#8 — The Words "Felt" and "Feel" No matter what POV you write in, you're going to come across the word felt or feel at some point. These words are sometimes glossed over without realizing the potential that could be brought to the story if you write without them. Let me give an example. "He … Continue reading Common writer mistakes #8
After every concert I go to, I notice more how artists are all different—unique—even if they play the same songs. For example, no one ever sings "Sittin' On The Dock Of The Bay" the same way. They all put their own twists and spins on it. If you don't believe me, try it. Click on … Continue reading Writers will never run out of stories to tell
So, I watch Ted Talks from time to time. One of them caught my eye recently, and I decided to share it with y'all. It's called "The danger of a single story" by Chimamanda Ngozi Adichie. Towards the beginning, she mentions how: "All my characters were white and blue-eyed. They played in the snow. They … Continue reading We can’t tell a “single story”
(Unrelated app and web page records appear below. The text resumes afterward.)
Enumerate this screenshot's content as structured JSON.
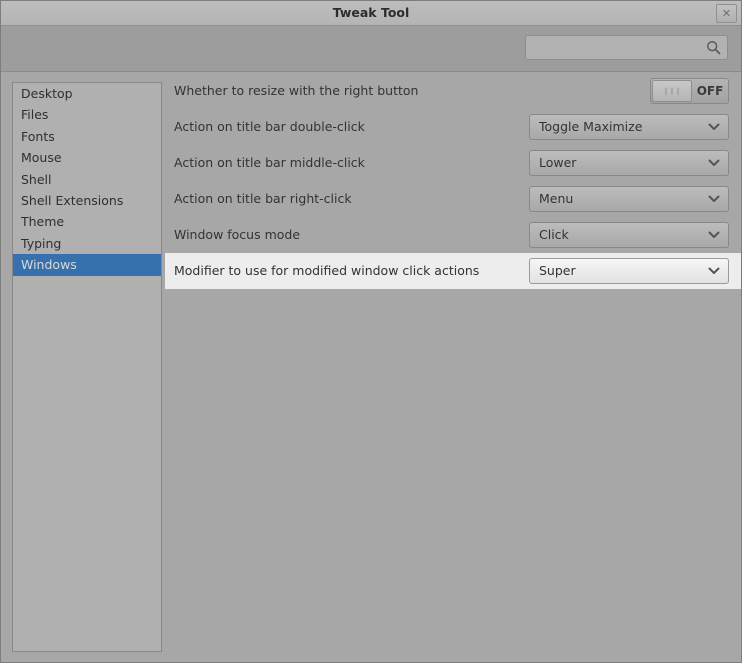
{
  "window": {
    "title": "Tweak Tool",
    "close_label": "✕",
    "close_icon": "close-icon"
  },
  "toolbar": {
    "search": {
      "value": "",
      "placeholder": "",
      "icon": "search-icon"
    }
  },
  "sidebar": {
    "items": [
      {
        "label": "Desktop",
        "selected": false
      },
      {
        "label": "Files",
        "selected": false
      },
      {
        "label": "Fonts",
        "selected": false
      },
      {
        "label": "Mouse",
        "selected": false
      },
      {
        "label": "Shell",
        "selected": false
      },
      {
        "label": "Shell Extensions",
        "selected": false
      },
      {
        "label": "Theme",
        "selected": false
      },
      {
        "label": "Typing",
        "selected": false
      },
      {
        "label": "Windows",
        "selected": true
      }
    ],
    "selected_label": "Windows"
  },
  "main": {
    "rows": [
      {
        "label": "Whether to resize with the right button",
        "control": "toggle",
        "value": "OFF",
        "highlighted": false
      },
      {
        "label": "Action on title bar double-click",
        "control": "combo",
        "value": "Toggle Maximize",
        "highlighted": false
      },
      {
        "label": "Action on title bar middle-click",
        "control": "combo",
        "value": "Lower",
        "highlighted": false
      },
      {
        "label": "Action on title bar right-click",
        "control": "combo",
        "value": "Menu",
        "highlighted": false
      },
      {
        "label": "Window focus mode",
        "control": "combo",
        "value": "Click",
        "highlighted": false
      },
      {
        "label": "Modifier to use for modified window click actions",
        "control": "combo",
        "value": "Super",
        "highlighted": true
      }
    ]
  },
  "colors": {
    "selection": "#3771ad",
    "window_bg": "#a7a7a7",
    "titlebar_bg": "#b8b8b8",
    "sidebar_bg": "#b0b0b0",
    "row_highlight": "#ededed"
  }
}
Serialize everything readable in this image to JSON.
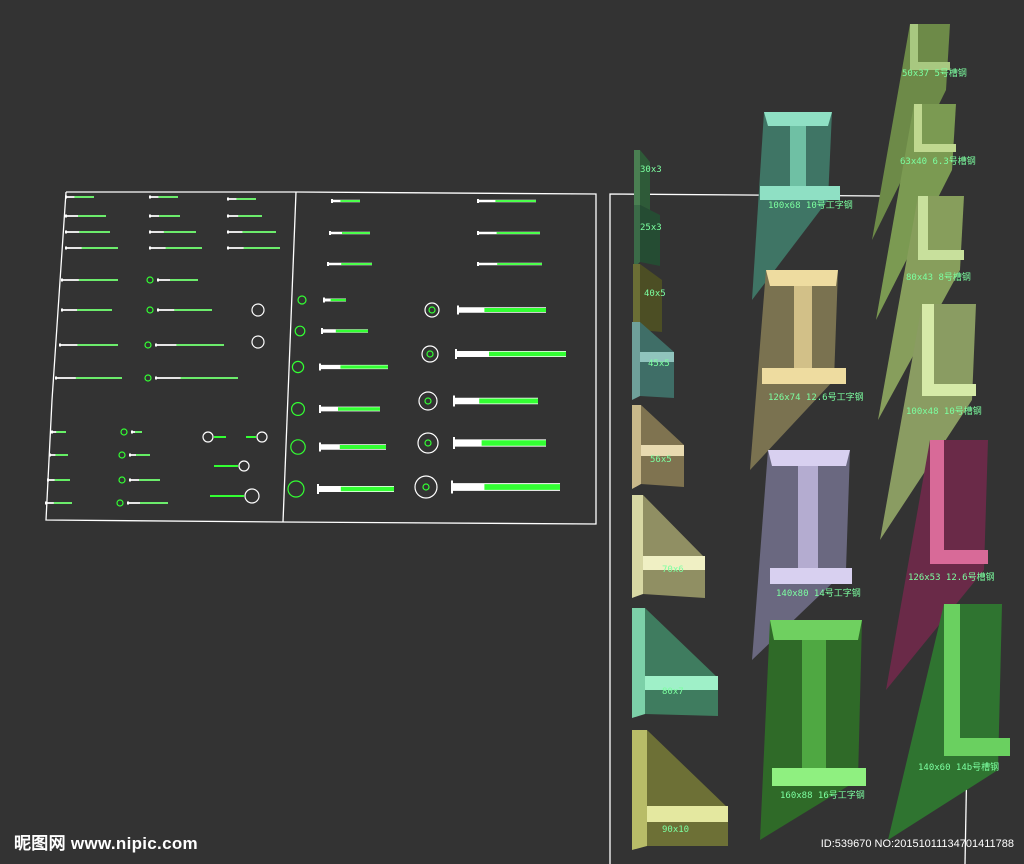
{
  "watermark": {
    "site": "昵图网 www.nipic.com",
    "id": "ID:539670 NO:20151011134701411788"
  },
  "angle_steel": [
    "30x3",
    "25x3",
    "40x5",
    "45x5",
    "56x5",
    "70x6",
    "80x7",
    "90x10"
  ],
  "i_beams": [
    "100x68 10号工字钢",
    "126x74 12.6号工字钢",
    "140x80 14号工字钢",
    "160x88 16号工字钢"
  ],
  "channels": [
    "50x37 5号槽钢",
    "63x40 6.3号槽钢",
    "80x43 8号槽钢",
    "100x48 10号槽钢",
    "126x53 12.6号槽钢",
    "140x60 14b号槽钢"
  ],
  "colors": {
    "background": "#333333",
    "line": "#ffffff",
    "accent": "#33ff33",
    "label": "#7CFFA0"
  }
}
#4 — Common misused words We type a single word. It's spelled correctly. Microsoft Word isn't flagging it either. It sounds right too! But I love that Disney fairy tail doesn't quite sound right. It can get more complicated than that. There are long lists of words that we think we know but we don't. … Continue reading Common writer mistakes #4
Books that sell always seems to have a trend. We had fairytale retelling trend, dystopian society trend, LGBTQIA+ trend, etc. Popular books always have a theme between them. If we pay attention, they often tell stories about problems with our world. Many relevant books about our pains are up there in sales volume. It always … Continue reading Writing trends
Stories get pieced together strangely. I can tell you a story about a hero. She saved many children by keeping them away from harm. She may have used violence to stop her enemies, but the children were safe at the end of the day. She gave the most she could and never asked for a … Continue reading Which side of the story?
“The road to hell is paved with adverbs.” — Stephen King Adverbs are some of the most hated words in the English language, especially for some writers. Though it's hard to see how adverbs slow stories down. Popular adverbs include: particularly usually simply quite little finally accidentally fast As a tip, duplicate your story and … Continue reading Writing adverbs
I stopped reading when I was about six. That’s strange to say, right? Here I am: a storyteller, a writer. But I also have a tough past with reading. Around first grade, I got tired of those reading tests. I hated reading something just to get asked hard comprehension questions. I didn’t understand any of … Continue reading What book saved me?
“Remember that the world we can see is the one that really matters, and never lose sight of that.” Title: So Much I Want to Tell You: Letters to My Little Sister Author: Anna Akana Genre: nonfiction Pages: 208 Publication date: June 13th, 2017 Publisher: Ballantine Books Anna Akana, best known for her Youtube channel, … Continue reading Book review – So Much I Want to Tell You (Spoiler Free)
Over the years, I've read hundreds of novels and short stories. One mistake sticks out the most: showing the story instead of telling it. Telling a story is when a writer states their story in a bland tone. An example would be: There was mist over the lake. Showing your story is when actions describe what's going … Continue reading #1 writing mistake